Study pinpoints location of world's worst weather extremes
Tuesday, June 24, 2014, 6:31 PM - Strong atmospheric currents steer extreme weather to the same parts of the planet time and time again, according to a new study.
Atmospheric currents swish back and forth across the hemisphere about 5 km above the surface in a giant wave pattern.
There are also vertical pressure waves that force air around the globe and, in the process, pick up cold air from the Arctic and warm air from the tropics.
Extreme weather arises when the waves come to a halt, trapping storms or temperature fluctuations that can persist for weeks at a time. The air flow can also trigger rain by "steering" storms over a community.
Researchers from the University of Exeter and the University of Melbourne have determined that the wave patterns leave the Northern Hemisphere more prone to these weather extremes.
"We're not saying these extremes are becoming more prevalent," lead study author James Screen of the University of Exeter told Live Science.

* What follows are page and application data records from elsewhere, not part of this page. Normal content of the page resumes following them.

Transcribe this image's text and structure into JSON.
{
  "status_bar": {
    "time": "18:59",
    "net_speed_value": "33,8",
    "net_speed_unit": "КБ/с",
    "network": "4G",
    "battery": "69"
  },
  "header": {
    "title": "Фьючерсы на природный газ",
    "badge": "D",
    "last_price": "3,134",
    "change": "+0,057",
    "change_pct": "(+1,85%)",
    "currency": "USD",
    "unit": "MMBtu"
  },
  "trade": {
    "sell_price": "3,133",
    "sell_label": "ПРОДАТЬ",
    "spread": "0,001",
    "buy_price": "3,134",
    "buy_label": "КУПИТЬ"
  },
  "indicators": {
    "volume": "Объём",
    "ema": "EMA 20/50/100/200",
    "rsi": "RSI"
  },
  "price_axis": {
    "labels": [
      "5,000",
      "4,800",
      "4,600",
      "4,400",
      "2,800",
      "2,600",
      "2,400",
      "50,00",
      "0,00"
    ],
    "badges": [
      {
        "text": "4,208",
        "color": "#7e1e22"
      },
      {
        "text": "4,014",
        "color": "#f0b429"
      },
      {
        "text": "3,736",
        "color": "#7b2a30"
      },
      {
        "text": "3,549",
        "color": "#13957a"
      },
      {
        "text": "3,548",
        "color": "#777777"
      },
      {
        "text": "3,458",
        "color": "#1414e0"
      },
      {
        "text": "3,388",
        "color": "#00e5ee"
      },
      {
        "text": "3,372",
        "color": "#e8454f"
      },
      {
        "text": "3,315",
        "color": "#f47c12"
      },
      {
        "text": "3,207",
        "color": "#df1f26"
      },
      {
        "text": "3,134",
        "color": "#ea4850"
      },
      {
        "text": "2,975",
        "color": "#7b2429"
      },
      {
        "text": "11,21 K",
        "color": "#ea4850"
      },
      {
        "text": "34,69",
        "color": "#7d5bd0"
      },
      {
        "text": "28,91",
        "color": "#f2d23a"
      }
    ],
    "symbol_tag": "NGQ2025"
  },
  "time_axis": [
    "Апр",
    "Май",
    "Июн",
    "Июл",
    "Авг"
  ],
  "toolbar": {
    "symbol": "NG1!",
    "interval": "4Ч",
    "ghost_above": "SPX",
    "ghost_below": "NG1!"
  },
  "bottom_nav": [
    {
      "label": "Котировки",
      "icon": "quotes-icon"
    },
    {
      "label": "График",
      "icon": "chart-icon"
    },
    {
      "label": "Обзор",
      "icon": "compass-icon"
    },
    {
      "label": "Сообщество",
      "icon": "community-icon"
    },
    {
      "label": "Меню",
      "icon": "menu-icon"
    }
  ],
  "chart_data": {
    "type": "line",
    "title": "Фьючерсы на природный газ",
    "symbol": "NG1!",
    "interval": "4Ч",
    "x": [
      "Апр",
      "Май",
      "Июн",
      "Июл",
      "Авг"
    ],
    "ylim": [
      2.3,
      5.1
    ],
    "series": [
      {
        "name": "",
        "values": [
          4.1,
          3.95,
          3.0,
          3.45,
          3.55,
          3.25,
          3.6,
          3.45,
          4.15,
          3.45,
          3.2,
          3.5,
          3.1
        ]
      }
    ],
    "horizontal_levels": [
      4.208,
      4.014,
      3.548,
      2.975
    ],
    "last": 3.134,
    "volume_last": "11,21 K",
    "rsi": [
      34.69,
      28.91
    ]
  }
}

"These waves have preferred locations, so you're more likely to get extreme weather in one place over another."
The team analyzed extreme weather events from 1979 to 2012 and determined that the waves halt in the same locations repeatedly because geographical features like mountain ranges and oceans.
The complete paper was published Monday in the journal Nature Climate Change.